The ICC is to good governance and management what Saddam Hussein was to democracy and freedom. And given the example of the ICC, there is little wonder that the WICB is so incompetent and just as contemptuous of its players and public.
Incompetence now permeates the administration of cricket at almost every level in the ICC and the WICB. For the members of the WICB, on the job performance has nothing to do with management and results, and discipline is a moveable feast. If that is the way things are at the top, there should be little surprise at the way the players comport themselves on and off the field.
Meanwhile, the regional debate over the future of West Indies cricket is heating up. In one particular commentary amongst many of value, the former Barbados batsman, Rawle Brancker, who resigned in disgust as chairman of Cricket World Cup 2007 in 2005, in delivering the 13th Sir Frank Worrell Mem-orial Lecture on April 24th last, called for an overhaul of how West Indies cricket is run, based on a new publicly-owned agency to replace the WICB, and with managers and players alike to be judged and paid on the basis of expectations and performance.

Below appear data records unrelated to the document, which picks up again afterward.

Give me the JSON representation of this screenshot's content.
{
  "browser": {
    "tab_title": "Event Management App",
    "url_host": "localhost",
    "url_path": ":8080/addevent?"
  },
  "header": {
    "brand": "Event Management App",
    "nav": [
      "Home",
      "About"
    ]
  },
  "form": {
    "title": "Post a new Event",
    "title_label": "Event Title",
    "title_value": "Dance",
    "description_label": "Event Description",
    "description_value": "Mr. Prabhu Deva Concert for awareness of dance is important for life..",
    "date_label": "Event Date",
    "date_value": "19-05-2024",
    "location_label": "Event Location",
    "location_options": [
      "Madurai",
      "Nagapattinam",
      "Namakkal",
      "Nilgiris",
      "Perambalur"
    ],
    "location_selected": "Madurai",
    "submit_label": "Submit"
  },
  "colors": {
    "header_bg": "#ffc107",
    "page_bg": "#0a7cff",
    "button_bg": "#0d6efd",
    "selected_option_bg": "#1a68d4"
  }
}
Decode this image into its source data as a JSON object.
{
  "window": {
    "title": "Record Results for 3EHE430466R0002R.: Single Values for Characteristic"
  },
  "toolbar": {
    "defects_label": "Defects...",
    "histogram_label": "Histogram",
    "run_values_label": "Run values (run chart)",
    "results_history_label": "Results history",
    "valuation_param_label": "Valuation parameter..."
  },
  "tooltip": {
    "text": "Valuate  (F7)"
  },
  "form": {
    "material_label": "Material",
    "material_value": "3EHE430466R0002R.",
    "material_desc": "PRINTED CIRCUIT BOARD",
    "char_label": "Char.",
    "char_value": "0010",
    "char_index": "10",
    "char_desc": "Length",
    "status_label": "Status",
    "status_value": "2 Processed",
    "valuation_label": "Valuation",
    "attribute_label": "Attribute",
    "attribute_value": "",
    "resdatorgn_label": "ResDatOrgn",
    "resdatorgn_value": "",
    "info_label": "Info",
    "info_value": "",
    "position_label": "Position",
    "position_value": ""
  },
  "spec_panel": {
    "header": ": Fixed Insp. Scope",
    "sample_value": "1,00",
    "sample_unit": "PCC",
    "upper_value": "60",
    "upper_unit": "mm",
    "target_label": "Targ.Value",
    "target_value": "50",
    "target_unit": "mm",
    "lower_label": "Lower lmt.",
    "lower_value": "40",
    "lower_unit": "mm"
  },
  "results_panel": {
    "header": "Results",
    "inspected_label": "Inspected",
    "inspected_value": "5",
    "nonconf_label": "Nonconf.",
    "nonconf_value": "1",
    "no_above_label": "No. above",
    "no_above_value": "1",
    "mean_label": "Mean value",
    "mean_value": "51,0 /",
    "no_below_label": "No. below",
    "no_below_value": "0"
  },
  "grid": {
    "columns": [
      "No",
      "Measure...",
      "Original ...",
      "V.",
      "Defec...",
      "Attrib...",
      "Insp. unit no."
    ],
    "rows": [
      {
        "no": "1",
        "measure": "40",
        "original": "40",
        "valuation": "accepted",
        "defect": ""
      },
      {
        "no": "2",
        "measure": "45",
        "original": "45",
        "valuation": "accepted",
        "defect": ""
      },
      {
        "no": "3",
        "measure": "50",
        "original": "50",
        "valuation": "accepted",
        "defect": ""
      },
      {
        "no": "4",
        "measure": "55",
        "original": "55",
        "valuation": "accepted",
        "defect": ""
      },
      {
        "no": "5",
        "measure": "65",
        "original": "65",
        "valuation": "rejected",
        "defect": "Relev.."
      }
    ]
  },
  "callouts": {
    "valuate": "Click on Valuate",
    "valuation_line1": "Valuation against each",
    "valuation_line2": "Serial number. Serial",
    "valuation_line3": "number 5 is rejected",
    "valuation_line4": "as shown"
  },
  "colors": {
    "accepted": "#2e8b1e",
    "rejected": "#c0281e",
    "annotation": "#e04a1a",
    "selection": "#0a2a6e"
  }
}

We now await the findings of the governance committee, appointed by WICB Chairman Ken Gordon, and comprising PJ Patterson, Sir Alistair McIntyre and Ian McDonald.
The future of West Indies cricket may very well lie in the hands of these three wise men. As long as they do not drop the ball, perhaps there will be a silver lining behind the dark cloud of the World Cup after all.